- [PROBLEM TO SOLVE]: When the word "page" appears in a line of the data below, list that line.

========================================

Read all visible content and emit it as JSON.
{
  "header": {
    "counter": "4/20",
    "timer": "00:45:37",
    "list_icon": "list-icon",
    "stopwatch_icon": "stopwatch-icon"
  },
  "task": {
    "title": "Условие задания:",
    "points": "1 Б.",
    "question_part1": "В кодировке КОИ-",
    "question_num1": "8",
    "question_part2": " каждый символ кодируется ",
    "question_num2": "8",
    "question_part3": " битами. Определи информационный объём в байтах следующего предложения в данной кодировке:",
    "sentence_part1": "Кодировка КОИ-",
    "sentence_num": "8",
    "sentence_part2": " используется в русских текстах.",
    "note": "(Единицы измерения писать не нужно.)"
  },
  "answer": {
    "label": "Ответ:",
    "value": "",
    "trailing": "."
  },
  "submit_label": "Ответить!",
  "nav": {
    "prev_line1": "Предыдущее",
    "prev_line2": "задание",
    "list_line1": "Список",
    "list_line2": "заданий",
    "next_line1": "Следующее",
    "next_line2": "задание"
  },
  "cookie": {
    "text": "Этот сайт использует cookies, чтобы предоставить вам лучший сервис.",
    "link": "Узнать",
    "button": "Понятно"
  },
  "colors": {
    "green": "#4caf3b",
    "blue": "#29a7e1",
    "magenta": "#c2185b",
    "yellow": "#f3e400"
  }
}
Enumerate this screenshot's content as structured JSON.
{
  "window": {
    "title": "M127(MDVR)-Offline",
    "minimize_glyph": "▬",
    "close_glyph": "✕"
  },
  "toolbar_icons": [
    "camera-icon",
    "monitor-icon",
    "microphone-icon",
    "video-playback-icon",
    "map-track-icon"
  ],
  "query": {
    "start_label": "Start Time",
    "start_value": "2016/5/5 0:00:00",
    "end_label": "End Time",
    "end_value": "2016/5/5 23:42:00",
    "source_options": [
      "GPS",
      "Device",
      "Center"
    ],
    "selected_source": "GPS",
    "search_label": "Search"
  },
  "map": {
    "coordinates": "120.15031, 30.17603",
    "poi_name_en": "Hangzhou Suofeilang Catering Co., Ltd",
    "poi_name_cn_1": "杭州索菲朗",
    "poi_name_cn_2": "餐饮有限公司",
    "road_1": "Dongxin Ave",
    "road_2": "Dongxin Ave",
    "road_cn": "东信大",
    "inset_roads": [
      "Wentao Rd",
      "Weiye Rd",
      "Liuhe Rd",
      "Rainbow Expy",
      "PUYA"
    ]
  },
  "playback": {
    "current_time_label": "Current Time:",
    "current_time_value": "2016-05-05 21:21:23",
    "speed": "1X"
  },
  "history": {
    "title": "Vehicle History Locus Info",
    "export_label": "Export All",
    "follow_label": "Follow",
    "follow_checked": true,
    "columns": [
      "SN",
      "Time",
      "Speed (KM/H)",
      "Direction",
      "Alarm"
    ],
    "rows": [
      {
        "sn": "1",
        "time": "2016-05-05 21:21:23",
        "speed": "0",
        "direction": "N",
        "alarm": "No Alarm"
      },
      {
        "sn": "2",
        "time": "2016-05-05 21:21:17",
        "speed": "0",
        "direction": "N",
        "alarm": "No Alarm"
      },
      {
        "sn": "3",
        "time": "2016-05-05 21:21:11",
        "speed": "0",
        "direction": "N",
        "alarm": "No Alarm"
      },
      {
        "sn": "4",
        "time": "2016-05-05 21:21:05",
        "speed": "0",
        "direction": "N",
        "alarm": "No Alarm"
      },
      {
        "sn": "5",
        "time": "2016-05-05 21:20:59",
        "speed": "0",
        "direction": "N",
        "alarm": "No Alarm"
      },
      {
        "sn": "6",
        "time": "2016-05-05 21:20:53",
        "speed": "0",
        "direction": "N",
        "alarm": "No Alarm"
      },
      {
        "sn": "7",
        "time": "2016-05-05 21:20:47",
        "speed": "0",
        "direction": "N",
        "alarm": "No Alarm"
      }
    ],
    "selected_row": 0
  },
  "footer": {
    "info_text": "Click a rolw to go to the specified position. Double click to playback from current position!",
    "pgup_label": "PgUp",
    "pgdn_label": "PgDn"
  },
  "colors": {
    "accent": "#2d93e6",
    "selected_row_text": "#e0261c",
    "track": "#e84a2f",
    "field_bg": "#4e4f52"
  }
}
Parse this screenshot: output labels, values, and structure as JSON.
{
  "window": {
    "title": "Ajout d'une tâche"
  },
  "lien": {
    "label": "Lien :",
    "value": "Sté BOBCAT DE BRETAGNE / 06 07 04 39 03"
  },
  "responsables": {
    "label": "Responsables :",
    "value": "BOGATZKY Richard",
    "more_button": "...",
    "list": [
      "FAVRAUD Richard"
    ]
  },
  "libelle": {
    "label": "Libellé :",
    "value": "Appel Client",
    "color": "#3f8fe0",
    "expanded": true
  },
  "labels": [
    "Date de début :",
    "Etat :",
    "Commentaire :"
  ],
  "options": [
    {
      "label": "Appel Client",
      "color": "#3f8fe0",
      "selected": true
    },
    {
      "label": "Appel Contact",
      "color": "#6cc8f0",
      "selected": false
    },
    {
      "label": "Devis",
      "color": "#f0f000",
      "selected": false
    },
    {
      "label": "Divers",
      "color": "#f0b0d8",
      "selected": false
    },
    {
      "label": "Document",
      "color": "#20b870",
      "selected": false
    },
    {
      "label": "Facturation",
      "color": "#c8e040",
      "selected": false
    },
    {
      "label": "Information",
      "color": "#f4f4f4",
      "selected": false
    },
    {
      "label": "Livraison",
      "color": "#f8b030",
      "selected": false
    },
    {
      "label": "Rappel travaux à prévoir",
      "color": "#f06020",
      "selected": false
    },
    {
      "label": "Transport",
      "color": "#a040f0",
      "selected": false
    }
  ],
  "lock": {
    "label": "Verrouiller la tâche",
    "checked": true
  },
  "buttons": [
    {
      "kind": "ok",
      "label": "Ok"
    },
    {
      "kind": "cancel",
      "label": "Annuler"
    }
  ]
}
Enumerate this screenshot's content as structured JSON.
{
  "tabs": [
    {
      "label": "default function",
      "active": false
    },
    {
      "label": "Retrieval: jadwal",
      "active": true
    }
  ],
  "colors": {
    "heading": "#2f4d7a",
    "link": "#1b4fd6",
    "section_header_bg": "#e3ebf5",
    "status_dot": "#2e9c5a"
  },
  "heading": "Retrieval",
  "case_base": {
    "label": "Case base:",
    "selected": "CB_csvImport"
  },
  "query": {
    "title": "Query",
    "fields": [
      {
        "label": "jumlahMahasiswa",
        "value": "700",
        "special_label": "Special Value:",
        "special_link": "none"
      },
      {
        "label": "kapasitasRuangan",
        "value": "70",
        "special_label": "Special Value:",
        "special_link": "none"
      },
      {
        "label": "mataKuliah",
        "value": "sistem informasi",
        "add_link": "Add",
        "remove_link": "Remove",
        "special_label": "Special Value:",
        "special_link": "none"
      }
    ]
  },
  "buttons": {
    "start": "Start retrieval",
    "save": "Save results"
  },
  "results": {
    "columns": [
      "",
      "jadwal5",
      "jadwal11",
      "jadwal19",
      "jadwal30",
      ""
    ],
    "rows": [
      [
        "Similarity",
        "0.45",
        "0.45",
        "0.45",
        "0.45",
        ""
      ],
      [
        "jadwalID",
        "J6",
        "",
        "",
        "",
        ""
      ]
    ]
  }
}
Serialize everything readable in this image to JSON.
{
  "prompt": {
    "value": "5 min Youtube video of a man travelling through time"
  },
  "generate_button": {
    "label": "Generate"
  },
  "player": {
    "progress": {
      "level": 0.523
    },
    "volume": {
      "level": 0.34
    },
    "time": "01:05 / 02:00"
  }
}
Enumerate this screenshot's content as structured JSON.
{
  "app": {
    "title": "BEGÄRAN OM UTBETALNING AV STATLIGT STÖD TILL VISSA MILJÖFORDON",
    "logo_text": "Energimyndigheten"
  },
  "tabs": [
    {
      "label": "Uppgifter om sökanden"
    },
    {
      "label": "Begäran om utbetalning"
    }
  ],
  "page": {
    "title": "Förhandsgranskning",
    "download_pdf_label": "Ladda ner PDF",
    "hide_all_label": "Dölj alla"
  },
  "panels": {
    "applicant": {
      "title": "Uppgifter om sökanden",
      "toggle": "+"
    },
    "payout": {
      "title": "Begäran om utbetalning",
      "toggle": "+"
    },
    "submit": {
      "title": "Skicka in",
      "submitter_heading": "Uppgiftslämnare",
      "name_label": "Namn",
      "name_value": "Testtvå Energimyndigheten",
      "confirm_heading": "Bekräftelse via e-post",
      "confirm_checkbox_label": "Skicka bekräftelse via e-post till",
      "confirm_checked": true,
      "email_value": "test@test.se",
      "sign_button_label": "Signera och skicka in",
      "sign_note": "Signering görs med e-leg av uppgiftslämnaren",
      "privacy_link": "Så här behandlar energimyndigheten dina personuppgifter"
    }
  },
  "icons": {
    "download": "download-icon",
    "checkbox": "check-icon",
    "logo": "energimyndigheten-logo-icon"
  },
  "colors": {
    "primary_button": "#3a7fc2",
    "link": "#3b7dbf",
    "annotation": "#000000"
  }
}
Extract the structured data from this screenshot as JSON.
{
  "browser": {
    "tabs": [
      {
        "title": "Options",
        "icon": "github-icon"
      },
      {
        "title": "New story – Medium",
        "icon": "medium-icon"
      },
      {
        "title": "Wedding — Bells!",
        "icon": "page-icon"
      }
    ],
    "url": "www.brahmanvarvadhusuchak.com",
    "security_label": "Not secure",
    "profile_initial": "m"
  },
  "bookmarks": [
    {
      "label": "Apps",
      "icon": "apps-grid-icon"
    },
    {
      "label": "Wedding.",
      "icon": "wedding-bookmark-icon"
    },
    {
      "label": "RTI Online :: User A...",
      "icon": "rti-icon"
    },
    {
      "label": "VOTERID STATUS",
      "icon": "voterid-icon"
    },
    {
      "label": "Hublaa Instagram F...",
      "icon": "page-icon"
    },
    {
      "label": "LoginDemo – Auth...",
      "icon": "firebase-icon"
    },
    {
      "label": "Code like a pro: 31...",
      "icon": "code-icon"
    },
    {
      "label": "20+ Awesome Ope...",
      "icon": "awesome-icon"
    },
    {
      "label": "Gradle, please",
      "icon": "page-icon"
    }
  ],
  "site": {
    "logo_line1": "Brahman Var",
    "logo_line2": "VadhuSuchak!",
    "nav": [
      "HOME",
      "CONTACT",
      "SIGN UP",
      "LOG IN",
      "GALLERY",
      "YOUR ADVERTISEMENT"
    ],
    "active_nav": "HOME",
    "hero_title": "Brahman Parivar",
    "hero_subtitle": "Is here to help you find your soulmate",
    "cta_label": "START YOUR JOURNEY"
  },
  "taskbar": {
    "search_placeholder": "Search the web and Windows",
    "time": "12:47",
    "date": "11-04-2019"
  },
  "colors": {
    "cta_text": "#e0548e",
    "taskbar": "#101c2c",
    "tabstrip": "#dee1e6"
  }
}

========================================

- [EXERCISE RESPONSE]:
  "page": {
        "icon": "page-icon"
      "icon": "page-icon"
      "icon": "page-icon"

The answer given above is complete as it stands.